Task to carry out:
Among the entries, find the lines with the string "Selection" and copy them.

---- Data for this exercise

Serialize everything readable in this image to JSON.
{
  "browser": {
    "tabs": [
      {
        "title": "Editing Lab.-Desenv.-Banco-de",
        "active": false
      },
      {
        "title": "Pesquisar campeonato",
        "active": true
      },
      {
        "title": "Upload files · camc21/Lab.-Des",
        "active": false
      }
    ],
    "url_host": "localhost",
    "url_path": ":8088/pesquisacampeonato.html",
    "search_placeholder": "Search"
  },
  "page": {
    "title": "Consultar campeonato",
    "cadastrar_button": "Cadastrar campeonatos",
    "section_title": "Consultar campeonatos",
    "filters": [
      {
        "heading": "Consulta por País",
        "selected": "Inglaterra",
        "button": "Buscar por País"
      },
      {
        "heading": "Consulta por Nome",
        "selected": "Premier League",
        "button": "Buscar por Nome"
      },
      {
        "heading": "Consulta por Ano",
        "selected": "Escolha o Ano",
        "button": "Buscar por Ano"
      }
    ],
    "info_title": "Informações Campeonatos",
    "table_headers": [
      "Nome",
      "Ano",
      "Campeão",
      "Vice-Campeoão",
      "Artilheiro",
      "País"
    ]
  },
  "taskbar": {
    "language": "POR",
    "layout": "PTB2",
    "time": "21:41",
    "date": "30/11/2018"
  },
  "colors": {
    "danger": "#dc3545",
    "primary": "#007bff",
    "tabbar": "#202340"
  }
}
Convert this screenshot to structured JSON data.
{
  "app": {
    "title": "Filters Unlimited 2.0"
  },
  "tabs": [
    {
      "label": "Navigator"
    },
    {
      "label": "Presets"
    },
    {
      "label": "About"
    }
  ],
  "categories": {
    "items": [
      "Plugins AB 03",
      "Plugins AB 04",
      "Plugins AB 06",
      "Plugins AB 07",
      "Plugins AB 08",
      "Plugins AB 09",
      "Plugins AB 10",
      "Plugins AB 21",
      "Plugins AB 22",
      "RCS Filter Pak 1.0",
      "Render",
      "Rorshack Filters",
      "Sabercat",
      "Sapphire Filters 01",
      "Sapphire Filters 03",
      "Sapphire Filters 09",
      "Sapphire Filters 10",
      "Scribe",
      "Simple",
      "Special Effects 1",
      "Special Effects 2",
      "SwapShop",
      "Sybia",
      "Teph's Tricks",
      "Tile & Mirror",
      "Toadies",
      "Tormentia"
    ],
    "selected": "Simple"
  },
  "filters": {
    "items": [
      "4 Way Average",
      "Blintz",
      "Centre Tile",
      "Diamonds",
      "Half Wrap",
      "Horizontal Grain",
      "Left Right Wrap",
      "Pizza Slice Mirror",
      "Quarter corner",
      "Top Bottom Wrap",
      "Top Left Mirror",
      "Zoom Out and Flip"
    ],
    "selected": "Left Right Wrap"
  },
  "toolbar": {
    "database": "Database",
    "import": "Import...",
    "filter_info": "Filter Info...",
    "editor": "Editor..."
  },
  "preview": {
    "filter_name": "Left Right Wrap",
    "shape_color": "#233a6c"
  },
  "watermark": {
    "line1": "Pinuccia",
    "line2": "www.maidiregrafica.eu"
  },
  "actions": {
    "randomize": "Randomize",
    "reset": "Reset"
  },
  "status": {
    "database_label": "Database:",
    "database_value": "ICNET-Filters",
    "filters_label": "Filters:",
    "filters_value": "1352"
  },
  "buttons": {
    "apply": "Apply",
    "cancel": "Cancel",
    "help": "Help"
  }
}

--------
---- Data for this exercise

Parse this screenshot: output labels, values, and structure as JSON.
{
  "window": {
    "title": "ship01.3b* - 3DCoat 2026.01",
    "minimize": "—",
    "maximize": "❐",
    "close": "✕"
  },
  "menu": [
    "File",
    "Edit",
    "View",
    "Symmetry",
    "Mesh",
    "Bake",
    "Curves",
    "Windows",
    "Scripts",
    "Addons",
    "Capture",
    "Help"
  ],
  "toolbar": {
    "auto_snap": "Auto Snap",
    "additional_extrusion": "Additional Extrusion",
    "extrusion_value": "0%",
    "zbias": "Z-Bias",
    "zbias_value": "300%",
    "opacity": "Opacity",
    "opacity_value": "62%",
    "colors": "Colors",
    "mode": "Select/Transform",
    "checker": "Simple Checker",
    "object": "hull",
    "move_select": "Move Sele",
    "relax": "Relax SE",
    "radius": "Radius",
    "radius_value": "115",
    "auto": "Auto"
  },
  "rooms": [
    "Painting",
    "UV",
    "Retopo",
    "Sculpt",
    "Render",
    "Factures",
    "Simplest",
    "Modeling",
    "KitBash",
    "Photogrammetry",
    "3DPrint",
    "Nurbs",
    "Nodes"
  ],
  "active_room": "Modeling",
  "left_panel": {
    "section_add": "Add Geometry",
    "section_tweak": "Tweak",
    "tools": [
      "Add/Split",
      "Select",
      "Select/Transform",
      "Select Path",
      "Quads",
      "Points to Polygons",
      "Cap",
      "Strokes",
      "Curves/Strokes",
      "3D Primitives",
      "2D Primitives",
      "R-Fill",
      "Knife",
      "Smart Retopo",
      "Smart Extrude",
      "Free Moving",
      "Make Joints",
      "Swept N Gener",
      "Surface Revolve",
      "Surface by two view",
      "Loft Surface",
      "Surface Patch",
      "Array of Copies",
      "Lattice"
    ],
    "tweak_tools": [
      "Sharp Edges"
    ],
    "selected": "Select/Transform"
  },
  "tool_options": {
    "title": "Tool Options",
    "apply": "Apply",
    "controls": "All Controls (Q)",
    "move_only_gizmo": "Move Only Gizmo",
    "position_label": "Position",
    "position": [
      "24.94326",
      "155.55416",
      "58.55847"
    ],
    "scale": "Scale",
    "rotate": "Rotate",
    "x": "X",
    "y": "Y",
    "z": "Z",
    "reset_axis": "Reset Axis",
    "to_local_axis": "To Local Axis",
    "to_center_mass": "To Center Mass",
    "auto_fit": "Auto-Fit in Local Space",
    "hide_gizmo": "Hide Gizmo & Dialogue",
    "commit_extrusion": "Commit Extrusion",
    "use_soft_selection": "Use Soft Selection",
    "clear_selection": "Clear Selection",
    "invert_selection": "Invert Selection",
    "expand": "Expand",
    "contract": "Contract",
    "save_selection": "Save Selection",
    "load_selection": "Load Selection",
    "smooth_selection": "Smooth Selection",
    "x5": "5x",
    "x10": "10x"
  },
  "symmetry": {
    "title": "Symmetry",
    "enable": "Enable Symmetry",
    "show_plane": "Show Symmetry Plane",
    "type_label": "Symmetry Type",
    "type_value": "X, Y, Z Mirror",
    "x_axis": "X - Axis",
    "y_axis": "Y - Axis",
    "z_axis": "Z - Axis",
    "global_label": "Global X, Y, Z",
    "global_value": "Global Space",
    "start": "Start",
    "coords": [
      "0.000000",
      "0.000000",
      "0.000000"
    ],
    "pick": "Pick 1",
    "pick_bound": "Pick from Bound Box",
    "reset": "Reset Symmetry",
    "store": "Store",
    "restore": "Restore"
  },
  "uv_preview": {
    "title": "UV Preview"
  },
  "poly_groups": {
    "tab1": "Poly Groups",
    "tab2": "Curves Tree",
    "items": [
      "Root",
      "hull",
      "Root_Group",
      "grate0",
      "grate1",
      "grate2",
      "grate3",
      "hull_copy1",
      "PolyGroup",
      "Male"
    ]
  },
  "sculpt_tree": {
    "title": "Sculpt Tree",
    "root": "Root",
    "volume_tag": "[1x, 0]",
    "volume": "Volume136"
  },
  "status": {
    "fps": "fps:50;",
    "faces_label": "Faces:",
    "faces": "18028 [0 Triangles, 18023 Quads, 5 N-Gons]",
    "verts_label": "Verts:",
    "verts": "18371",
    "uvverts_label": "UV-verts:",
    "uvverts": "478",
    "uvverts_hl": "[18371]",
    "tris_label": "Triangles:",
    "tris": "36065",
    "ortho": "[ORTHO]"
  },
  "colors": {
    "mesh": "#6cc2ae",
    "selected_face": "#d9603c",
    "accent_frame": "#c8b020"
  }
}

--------

Response:
    "use_soft_selection": "Use Soft Selection",
    "clear_selection": "Clear Selection",
    "invert_selection": "Invert Selection",
    "save_selection": "Save Selection",
    "load_selection": "Load Selection",
    "smooth_selection": "Smooth Selection",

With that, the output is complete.